For these reasons I am extremely skeptical about all forms of self-reported data from surveys. That said, though, this data about enrollment around the world corresponds to other MOOC enrollment data I’ve seen. Where are most of the students? In the US, and to the tune of almost an order of magnitude more than in any other country. Canada comes in a distant second, followed by India and Europe. I did well in Australia. Brazil puts in a good showing, as does Russia. China, not so much: so much for the BRIC countries. I’m also not big in Japan.
It’s equally interesting to see what countries aren’t represented. The obvious voids are in Africa… though there are more nations represented in equatorial Africa than I’d have expected. There’s another gap in the ‘Stans. Southeast Asia is spotty. And I get no love from Greenland… though that hardly counts, as the population of Greenland is even less than that of North Dakota, where I also get no love.

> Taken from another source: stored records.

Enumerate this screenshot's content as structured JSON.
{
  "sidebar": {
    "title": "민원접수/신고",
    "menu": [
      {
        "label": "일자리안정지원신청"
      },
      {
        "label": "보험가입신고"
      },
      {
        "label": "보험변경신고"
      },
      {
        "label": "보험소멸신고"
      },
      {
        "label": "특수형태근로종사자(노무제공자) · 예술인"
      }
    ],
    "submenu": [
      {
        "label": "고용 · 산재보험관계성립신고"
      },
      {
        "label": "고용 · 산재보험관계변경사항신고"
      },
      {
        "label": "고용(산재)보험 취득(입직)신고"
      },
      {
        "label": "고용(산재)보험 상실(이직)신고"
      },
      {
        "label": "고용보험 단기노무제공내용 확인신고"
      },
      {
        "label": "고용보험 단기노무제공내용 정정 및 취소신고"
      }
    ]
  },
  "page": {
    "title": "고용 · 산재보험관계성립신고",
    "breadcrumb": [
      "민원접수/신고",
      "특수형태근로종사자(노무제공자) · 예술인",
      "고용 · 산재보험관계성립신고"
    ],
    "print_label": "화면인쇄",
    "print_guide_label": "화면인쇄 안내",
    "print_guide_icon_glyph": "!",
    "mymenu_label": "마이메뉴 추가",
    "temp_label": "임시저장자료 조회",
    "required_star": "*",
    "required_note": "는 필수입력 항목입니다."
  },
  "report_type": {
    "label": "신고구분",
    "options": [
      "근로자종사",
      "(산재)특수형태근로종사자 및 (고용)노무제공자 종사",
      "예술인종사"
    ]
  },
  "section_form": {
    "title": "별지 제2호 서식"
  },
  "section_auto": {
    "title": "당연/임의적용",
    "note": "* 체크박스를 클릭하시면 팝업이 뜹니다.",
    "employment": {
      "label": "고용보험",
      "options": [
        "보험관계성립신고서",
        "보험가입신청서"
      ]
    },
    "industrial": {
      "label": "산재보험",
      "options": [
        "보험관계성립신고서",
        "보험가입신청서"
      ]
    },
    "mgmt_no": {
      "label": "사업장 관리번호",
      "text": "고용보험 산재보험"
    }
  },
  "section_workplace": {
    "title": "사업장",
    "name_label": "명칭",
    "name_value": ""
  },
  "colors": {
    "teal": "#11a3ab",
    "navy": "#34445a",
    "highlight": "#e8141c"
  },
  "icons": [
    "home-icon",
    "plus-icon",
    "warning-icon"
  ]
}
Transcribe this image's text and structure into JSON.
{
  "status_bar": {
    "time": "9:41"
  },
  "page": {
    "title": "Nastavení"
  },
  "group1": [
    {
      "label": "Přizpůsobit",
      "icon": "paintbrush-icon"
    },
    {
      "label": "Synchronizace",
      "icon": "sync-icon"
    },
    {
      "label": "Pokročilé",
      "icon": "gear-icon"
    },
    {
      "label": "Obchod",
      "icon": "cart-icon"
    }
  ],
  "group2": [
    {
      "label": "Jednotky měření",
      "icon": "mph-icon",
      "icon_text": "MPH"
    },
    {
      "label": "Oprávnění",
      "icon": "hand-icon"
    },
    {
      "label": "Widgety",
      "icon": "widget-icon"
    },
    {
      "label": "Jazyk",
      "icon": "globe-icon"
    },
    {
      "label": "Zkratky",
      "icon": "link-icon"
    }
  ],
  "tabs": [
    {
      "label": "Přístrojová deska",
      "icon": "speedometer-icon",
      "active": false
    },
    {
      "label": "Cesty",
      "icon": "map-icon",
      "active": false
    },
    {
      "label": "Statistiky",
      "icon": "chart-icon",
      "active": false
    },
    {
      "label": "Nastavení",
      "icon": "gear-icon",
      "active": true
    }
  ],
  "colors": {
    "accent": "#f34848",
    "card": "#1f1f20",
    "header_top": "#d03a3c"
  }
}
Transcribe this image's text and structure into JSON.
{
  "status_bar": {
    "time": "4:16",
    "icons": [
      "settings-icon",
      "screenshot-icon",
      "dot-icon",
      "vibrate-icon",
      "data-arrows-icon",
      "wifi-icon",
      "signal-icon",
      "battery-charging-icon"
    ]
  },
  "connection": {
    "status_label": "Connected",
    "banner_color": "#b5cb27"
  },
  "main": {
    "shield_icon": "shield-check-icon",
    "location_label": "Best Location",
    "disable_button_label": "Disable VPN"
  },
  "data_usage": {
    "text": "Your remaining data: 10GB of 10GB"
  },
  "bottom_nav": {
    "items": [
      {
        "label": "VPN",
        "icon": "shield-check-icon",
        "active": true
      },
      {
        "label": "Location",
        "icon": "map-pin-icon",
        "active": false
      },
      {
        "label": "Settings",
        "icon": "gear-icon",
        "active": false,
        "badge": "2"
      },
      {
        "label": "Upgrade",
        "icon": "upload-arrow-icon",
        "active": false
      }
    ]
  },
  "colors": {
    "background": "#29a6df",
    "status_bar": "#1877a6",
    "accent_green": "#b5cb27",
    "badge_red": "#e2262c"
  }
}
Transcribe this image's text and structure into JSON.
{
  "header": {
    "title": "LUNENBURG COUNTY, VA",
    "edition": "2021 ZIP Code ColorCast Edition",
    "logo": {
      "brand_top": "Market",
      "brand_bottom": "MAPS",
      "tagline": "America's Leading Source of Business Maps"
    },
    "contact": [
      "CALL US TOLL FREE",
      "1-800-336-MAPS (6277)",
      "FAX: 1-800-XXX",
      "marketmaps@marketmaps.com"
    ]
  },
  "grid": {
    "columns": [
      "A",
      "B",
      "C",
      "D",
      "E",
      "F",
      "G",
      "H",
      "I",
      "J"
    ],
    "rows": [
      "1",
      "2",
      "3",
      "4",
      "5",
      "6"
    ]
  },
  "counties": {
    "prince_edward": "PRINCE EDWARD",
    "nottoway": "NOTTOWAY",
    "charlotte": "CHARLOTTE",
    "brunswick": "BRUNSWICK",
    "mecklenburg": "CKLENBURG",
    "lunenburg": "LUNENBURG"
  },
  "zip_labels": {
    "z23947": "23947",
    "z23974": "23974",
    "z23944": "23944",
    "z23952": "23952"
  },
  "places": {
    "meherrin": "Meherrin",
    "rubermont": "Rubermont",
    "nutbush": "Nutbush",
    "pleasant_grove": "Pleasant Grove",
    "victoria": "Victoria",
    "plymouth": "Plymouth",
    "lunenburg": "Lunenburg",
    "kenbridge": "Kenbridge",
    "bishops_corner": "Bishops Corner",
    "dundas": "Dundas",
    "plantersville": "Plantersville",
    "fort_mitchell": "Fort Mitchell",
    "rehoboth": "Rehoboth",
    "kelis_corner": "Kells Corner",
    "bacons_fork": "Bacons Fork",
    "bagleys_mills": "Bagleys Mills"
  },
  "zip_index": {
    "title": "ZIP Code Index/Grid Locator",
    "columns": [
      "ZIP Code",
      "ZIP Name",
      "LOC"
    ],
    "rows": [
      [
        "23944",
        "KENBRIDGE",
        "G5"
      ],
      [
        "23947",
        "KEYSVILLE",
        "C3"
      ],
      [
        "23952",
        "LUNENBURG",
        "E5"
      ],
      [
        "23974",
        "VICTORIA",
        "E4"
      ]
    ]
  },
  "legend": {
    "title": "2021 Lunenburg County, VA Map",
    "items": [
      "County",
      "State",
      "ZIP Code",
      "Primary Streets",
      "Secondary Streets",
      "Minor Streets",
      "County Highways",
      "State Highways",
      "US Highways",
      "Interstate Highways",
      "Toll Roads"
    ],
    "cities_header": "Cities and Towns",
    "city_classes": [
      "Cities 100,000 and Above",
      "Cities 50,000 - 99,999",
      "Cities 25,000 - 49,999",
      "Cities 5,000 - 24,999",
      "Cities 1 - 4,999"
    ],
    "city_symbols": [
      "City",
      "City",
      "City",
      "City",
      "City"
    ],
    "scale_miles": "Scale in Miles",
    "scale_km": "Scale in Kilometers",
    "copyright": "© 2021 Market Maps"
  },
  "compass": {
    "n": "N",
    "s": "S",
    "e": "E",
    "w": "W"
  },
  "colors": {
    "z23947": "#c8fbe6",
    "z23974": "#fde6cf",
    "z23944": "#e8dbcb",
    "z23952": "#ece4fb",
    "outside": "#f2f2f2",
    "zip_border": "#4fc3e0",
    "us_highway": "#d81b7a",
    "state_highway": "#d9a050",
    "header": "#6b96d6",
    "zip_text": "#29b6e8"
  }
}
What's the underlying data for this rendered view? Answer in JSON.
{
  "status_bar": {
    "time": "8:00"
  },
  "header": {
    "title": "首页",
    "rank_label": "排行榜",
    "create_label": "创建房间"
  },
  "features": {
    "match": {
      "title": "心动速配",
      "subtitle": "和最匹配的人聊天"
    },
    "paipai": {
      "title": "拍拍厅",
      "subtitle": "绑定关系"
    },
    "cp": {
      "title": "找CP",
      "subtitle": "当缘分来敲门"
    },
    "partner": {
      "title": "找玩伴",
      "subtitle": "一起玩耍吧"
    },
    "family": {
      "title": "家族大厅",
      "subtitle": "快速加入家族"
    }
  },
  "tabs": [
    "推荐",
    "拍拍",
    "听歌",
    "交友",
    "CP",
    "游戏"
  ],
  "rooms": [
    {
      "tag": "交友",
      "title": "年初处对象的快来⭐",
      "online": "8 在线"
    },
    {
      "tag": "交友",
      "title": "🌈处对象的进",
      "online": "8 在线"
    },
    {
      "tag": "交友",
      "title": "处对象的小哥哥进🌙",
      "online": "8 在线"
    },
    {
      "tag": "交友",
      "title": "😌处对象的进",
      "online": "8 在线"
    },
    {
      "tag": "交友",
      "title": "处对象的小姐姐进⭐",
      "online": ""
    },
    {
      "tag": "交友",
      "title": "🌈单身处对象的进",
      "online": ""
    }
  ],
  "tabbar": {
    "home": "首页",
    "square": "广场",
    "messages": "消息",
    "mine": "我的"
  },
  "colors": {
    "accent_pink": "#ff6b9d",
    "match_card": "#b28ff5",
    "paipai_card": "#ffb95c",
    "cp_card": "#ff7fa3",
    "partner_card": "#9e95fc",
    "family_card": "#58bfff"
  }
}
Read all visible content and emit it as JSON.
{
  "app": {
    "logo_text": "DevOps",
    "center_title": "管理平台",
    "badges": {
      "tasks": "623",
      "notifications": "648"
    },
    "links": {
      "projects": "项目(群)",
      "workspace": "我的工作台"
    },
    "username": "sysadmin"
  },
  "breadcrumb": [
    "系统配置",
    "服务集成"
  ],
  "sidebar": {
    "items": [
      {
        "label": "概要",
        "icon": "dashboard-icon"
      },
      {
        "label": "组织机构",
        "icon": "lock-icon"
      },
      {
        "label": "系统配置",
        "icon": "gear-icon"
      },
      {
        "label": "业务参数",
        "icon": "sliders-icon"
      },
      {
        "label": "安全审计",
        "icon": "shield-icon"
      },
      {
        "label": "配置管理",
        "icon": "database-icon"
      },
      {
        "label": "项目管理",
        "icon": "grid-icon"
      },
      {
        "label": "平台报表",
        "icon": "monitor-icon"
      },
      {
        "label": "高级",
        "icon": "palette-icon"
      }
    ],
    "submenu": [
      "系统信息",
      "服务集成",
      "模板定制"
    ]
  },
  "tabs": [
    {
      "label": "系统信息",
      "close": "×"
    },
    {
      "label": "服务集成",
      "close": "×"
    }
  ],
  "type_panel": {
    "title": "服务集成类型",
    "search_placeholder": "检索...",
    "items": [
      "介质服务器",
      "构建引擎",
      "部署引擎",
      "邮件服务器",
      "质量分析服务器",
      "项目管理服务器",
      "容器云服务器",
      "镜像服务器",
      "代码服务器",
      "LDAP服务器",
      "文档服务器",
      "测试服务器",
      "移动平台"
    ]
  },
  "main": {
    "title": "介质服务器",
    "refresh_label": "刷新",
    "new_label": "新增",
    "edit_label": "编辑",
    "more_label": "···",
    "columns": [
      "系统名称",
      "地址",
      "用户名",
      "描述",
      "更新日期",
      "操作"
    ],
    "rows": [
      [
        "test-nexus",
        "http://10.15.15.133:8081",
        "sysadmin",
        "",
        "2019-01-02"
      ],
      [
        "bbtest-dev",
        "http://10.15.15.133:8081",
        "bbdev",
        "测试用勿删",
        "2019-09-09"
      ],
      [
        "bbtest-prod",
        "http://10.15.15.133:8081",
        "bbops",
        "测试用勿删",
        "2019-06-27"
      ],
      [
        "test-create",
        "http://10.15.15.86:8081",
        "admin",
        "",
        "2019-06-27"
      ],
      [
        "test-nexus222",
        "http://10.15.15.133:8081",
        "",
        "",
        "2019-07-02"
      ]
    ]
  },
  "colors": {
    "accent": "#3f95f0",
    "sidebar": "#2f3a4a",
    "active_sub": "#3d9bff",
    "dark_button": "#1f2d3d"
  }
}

It makes sense which states are best represented here: California, New York, North Carolina, Texas, Virginia… all states with large populations and at least one Information Science program each. (CA, NC, & TX have several.) Though I haven’t yet looked to see who in these states took the course: do they work in the field, are they in an academic program in the field? Or are there just a lot of Californians who have a general interest in metadata? Maybe that’ll be my next analysis.